Among the changes was ending the annual Pioneer Day parade in Hildale and Colorado City as well as ending the towns' fall harvest festival, Draper said. Warren Jeffs ordered televisions removed from homes, forbade people from installing Internet connections and prohibited magazines as benign as Motor Trend, Draper testified.
On Jan. 30, 2004, Warren Jeffs evicted Draper's brother, David Draper, from Hildale and Colorado City and took away his wife. A document prepared by Warren Jeffs said David Draper needed to "clean up" his life. Outside the courtroom, Ezra Draper told a reporter his brother was evicted because he suffered from schizophrenia.
David Draper killed himself on July 21, 2006, and Ezra Draper attributes the suicide to the eviction from Warren Jeffs, which eliminated his brother's support system.

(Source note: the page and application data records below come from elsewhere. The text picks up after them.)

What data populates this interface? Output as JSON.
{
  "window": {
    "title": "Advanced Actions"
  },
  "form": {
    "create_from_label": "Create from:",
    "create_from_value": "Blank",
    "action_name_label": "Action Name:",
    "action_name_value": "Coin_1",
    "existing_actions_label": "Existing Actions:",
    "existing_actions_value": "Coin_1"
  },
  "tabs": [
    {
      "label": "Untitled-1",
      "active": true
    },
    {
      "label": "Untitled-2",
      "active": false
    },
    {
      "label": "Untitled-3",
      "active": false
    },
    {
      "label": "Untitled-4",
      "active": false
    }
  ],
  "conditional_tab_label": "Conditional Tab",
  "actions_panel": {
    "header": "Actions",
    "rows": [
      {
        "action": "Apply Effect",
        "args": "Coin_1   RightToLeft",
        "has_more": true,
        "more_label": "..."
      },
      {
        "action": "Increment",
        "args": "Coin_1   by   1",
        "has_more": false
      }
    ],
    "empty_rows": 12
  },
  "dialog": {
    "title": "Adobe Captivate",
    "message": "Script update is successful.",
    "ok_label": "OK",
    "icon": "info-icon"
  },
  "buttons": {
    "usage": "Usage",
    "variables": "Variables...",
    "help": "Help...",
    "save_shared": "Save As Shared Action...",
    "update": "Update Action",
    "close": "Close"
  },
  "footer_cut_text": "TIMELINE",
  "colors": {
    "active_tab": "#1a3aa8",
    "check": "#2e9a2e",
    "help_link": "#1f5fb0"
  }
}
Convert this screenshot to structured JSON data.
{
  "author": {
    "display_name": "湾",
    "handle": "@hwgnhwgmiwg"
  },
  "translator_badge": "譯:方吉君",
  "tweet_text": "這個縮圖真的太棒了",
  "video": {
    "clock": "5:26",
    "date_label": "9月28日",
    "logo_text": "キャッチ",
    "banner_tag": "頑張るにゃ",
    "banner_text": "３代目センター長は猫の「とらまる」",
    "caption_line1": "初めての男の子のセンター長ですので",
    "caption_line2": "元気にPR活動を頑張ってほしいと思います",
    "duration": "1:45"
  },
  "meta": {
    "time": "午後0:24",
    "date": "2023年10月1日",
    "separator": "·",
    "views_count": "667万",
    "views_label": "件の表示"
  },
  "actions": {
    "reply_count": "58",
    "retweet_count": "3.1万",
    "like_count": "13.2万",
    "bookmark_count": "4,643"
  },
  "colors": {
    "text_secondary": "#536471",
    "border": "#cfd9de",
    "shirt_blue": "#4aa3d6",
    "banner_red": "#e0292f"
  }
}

Ezra Draper hopes the jury gives Warren Jeffs life in prison.
"He has never been made accountable for his bad choices, and this is his accounting," Ezra Draper said outside the courtroom.
Court will resume Monday at 8 a.m. Utah time with the prosecution still presenting evidence. Then it will be the defense team's turn to present.
Jeffs was not in the courtroom Saturday. On Friday, he told Judge Barbara Walther he did not want to be present for the proceedings and did not want an attorney to represent him. Walther allowed Jeffs' absence but said Texas court rules do not allow a defendant to be unrepresented. Jeffs had been acting as his own attorney, but his standby lawyers assumed his place Friday.